## EXERCISE GOAL
Every entry, start to finish, should be printed verbatim without pictures.

Stored items

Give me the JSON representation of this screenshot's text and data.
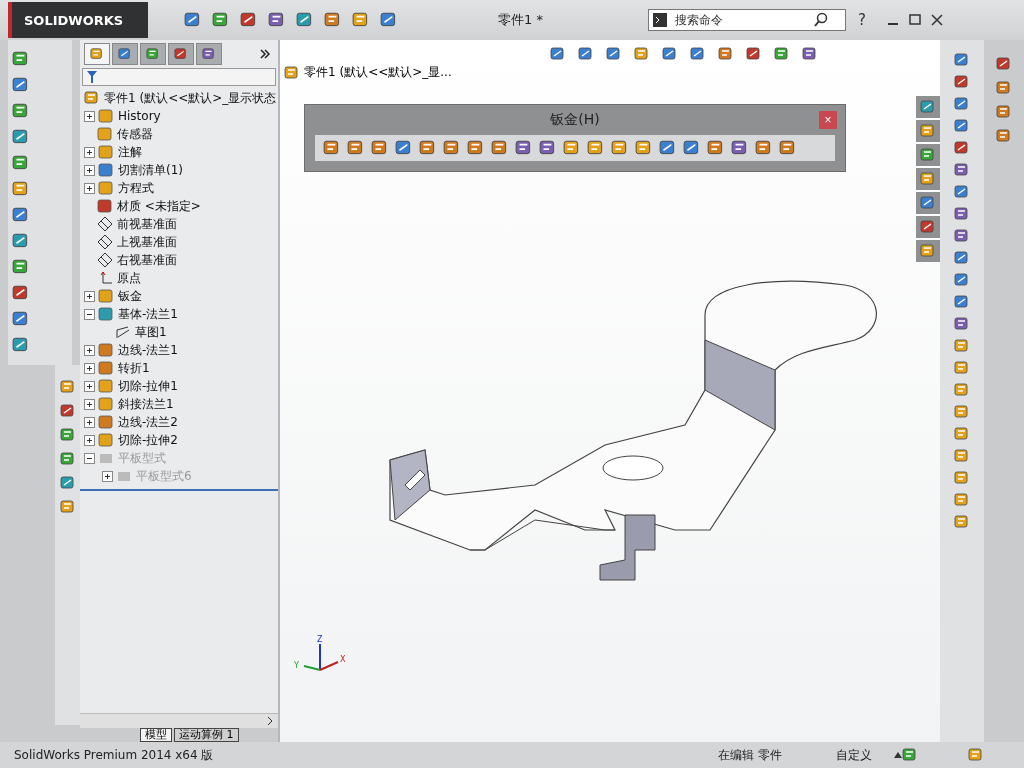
{
  "title_bar": {
    "logo": "SOLIDWORKS",
    "document_title": "零件1 *",
    "search": {
      "placeholder": "搜索命令"
    },
    "help": "?"
  },
  "feature_tree": {
    "panel_tabs": [
      {
        "selected": true
      },
      {
        "selected": false
      },
      {
        "selected": false
      },
      {
        "selected": false
      },
      {
        "selected": false
      }
    ],
    "root": "零件1  (默认<<默认>_显示状态",
    "items": [
      {
        "label": "History",
        "kind": "history",
        "expanded": false
      },
      {
        "label": "传感器",
        "kind": "sensor"
      },
      {
        "label": "注解",
        "kind": "annotation",
        "expanded": false
      },
      {
        "label": "切割清单(1)",
        "kind": "cutlist",
        "expanded": false
      },
      {
        "label": "方程式",
        "kind": "equation",
        "expanded": false
      },
      {
        "label": "材质 <未指定>",
        "kind": "material"
      },
      {
        "label": "前视基准面",
        "kind": "plane"
      },
      {
        "label": "上视基准面",
        "kind": "plane"
      },
      {
        "label": "右视基准面",
        "kind": "plane"
      },
      {
        "label": "原点",
        "kind": "origin"
      },
      {
        "label": "钣金",
        "kind": "sheetmetal",
        "expanded": false
      },
      {
        "label": "基体-法兰1",
        "kind": "flange",
        "expanded": true,
        "children": [
          {
            "label": "草图1",
            "kind": "sketch"
          }
        ]
      },
      {
        "label": "边线-法兰1",
        "kind": "edgeflange",
        "expanded": false
      },
      {
        "label": "转折1",
        "kind": "jog",
        "expanded": false
      },
      {
        "label": "切除-拉伸1",
        "kind": "cut",
        "expanded": false
      },
      {
        "label": "斜接法兰1",
        "kind": "miter",
        "expanded": false
      },
      {
        "label": "边线-法兰2",
        "kind": "edgeflange",
        "expanded": false
      },
      {
        "label": "切除-拉伸2",
        "kind": "cut",
        "expanded": false
      },
      {
        "label": "平板型式",
        "kind": "flat",
        "expanded": true,
        "disabled": true,
        "children": [
          {
            "label": "平板型式6",
            "kind": "flat",
            "expanded": false,
            "disabled": true
          }
        ]
      }
    ],
    "bottom_tabs": [
      {
        "label": "模型",
        "selected": true
      },
      {
        "label": "运动算例 1",
        "selected": false
      }
    ]
  },
  "viewport": {
    "breadcrumb": "零件1  (默认<<默认>_显...",
    "floating_toolbar": {
      "title": "钣金(H)",
      "close": "×"
    },
    "triad": {
      "x": "X",
      "y": "Y",
      "z": "Z"
    }
  },
  "status_bar": {
    "product": "SolidWorks Premium 2014 x64 版",
    "mode": "在编辑 零件",
    "units": "自定义"
  }
}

## RESPONSE TO THE EXERCISE
Give me the JSON representation of this screenshot's text and data.
{
  "title_bar": {
    "logo": "SOLIDWORKS",
    "document_title": "零件1 *",
    "search": {
      "placeholder": "搜索命令"
    },
    "help": "?"
  },
  "feature_tree": {
    "panel_tabs": [
      {
        "selected": true
      },
      {
        "selected": false
      },
      {
        "selected": false
      },
      {
        "selected": false
      },
      {
        "selected": false
      }
    ],
    "root": "零件1  (默认<<默认>_显示状态",
    "items": [
      {
        "label": "History",
        "kind": "history",
        "expanded": false
      },
      {
        "label": "传感器",
        "kind": "sensor"
      },
      {
        "label": "注解",
        "kind": "annotation",
        "expanded": false
      },
      {
        "label": "切割清单(1)",
        "kind": "cutlist",
        "expanded": false
      },
      {
        "label": "方程式",
        "kind": "equation",
        "expanded": false
      },
      {
        "label": "材质 <未指定>",
        "kind": "material"
      },
      {
        "label": "前视基准面",
        "kind": "plane"
      },
      {
        "label": "上视基准面",
        "kind": "plane"
      },
      {
        "label": "右视基准面",
        "kind": "plane"
      },
      {
        "label": "原点",
        "kind": "origin"
      },
      {
        "label": "钣金",
        "kind": "sheetmetal",
        "expanded": false
      },
      {
        "label": "基体-法兰1",
        "kind": "flange",
        "expanded": true,
        "children": [
          {
            "label": "草图1",
            "kind": "sketch"
          }
        ]
      },
      {
        "label": "边线-法兰1",
        "kind": "edgeflange",
        "expanded": false
      },
      {
        "label": "转折1",
        "kind": "jog",
        "expanded": false
      },
      {
        "label": "切除-拉伸1",
        "kind": "cut",
        "expanded": false
      },
      {
        "label": "斜接法兰1",
        "kind": "miter",
        "expanded": false
      },
      {
        "label": "边线-法兰2",
        "kind": "edgeflange",
        "expanded": false
      },
      {
        "label": "切除-拉伸2",
        "kind": "cut",
        "expanded": false
      },
      {
        "label": "平板型式",
        "kind": "flat",
        "expanded": true,
        "disabled": true,
        "children": [
          {
            "label": "平板型式6",
            "kind": "flat",
            "expanded": false,
            "disabled": true
          }
        ]
      }
    ],
    "bottom_tabs": [
      {
        "label": "模型",
        "selected": true
      },
      {
        "label": "运动算例 1",
        "selected": false
      }
    ]
  },
  "viewport": {
    "breadcrumb": "零件1  (默认<<默认>_显...",
    "floating_toolbar": {
      "title": "钣金(H)",
      "close": "×"
    },
    "triad": {
      "x": "X",
      "y": "Y",
      "z": "Z"
    }
  },
  "status_bar": {
    "product": "SolidWorks Premium 2014 x64 版",
    "mode": "在编辑 零件",
    "units": "自定义"
  }
}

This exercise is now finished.